> _WORK ITEM_
For the entries below, say how many lines hold the word "description", with the number as the only reply.

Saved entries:
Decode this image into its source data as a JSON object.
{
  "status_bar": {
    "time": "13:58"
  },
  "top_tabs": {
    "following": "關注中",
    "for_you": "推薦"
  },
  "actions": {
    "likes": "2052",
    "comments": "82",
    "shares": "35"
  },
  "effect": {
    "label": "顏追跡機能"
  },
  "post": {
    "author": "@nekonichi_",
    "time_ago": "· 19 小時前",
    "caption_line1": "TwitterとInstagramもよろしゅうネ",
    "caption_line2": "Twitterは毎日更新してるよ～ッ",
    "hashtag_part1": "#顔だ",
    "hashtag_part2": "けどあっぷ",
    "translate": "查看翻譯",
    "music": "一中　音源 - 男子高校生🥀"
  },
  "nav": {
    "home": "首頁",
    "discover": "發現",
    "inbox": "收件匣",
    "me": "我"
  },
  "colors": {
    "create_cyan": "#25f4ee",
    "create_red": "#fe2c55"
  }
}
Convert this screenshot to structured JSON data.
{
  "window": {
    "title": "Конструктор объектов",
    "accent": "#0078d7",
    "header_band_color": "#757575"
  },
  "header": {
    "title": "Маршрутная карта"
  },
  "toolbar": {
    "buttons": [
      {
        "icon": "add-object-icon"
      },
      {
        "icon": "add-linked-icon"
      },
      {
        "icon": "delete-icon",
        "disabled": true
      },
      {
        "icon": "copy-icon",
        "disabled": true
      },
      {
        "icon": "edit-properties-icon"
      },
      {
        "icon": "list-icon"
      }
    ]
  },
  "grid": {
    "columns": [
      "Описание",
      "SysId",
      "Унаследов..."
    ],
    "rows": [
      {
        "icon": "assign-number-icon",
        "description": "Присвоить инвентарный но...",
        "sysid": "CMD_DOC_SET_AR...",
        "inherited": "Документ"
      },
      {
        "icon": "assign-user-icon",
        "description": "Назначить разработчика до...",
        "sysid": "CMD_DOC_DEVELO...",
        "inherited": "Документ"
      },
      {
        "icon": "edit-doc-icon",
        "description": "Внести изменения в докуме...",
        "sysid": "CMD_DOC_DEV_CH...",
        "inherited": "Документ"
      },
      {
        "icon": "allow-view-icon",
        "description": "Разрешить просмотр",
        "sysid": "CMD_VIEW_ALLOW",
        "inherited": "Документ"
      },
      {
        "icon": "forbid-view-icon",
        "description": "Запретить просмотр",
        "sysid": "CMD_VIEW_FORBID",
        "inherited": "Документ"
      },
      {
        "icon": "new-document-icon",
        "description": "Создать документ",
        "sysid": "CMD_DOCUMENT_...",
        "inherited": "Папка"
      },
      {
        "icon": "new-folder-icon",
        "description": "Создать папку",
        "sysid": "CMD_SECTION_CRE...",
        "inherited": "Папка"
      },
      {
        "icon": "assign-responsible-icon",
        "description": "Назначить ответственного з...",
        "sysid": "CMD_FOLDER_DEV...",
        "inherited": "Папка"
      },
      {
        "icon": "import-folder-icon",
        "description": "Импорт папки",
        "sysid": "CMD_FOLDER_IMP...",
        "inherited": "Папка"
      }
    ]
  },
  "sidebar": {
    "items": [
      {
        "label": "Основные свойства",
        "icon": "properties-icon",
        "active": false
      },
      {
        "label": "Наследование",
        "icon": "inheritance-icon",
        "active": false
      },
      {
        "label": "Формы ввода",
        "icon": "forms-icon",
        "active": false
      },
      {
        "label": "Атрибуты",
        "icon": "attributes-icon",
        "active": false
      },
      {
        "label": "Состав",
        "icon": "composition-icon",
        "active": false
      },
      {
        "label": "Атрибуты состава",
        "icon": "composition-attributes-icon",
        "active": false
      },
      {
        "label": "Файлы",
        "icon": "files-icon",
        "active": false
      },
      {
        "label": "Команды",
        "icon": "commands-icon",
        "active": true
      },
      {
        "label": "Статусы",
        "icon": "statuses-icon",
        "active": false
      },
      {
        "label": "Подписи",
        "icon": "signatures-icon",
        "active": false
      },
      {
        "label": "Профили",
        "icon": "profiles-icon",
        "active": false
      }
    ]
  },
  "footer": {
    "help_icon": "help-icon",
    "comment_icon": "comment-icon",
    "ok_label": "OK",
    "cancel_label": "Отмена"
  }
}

> _TASK RESULT_
9